At a literary festival that shall remain nameless, a tall youngish man with a crazy smile approached me after my reading. We had recent history since I had met him a couple of nights before at dinner and I had tried out raw fish. This man never touched fish. He never caught it and could not abide to eat it. He liked blank coloured and blank tasting food like bread and pale potato soup. He was surprised that I wrote dark stories. He loved fairy tales that were perfectly pure.
So after my reading this man approached me with his smile and said,
‘Have you ever attended an exorcism?’
I said no.
He said, ‘I think it would be a good thing for you to do that.’
I smiled back at him and after a while, I escaped into a group of wine drinkers and smokers and I never spoke to that man again.
Festivals can be strange. They revolve around people who don’t always get out into the actual world very often. There is a rushed air of expectation at these gatherings. Nerves, drunken hate, pedantic questions about payment, jealousies now and again, but most of all there is the belief that a literary festival is worth something more than a tourist board’s exhortation of native literary genius.
Last year I attended a few festivals and each one was different. Different countries, different reactions, different food and different after parties, and no matter if it was at the Cúirt Festival in Galway, or the Vilenica Festival in Slovenia or the City Lit Festival in London, one thing never changed, the word was paramount.
There was no room for pale potato soup in any of them.
In Vilenica, writers were encouraged and expected to attend most readings. We were bussed to various locations and we wandered around Ljubljana city, amidst the café society and explored the grounds of a magnificent castle.
I met one brilliant poet who stood up for her right to declare love as a political act and another brilliant poet who recited her poetry with a fearless belief that she was saying something; that her words mattered.
In Cúirt, I didn’t really need to explore the city since I live in it and writers were left to mostly their own itineraries. There wasn’t the same expectation to attend other readings but the predominant feeling was that the reader mattered. Questions were encouraged and a writer could easily meet someone who loved or hated their work, and as in all festivals there were instances where the writer might have felt like fair game.
You did write those words didn’t you, so what are they supposed to mean? I didn’t like that story…. I didn’t like it at all.
The man who approached me at the nameless literary festival was adamant that stories should only uplift the listener. Stories should offer redemption, he insisted.
I disagreed, and we stood there smiling at each other until I escaped, and later in the year, in the wild buzz of London, I wandered down to theatre land and got slightly lost amidst the rich looking theatre-goers, the pizza delivery boys, and the girl in the Stetson hat who jingled her fake gun belt at her boyfriend, and I consoled myself that I wasn’t really lost, I was just mislaid in the most marvellous city in the world. The city of Shakespeare, the city of Dickens, and the Bloomsbury set where Katherine Mansfield rocked up and caused sweet ructions.
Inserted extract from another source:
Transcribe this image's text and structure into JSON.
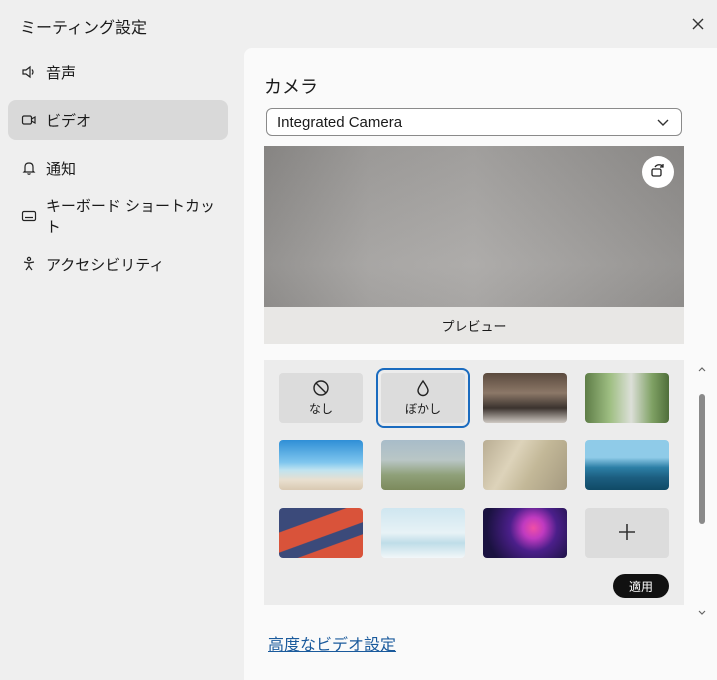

Later I wandered back to the crowd of writers ensconced round a table outside Philomena’s Irish Bar. They were talking prose, politics and drinking Guinness, wine and lager. I ordered a Shirley Temple. There was no potato soup and there was no insistence on literary redemption; there were just these marvellous compatriots of the word brought together by a literary festival.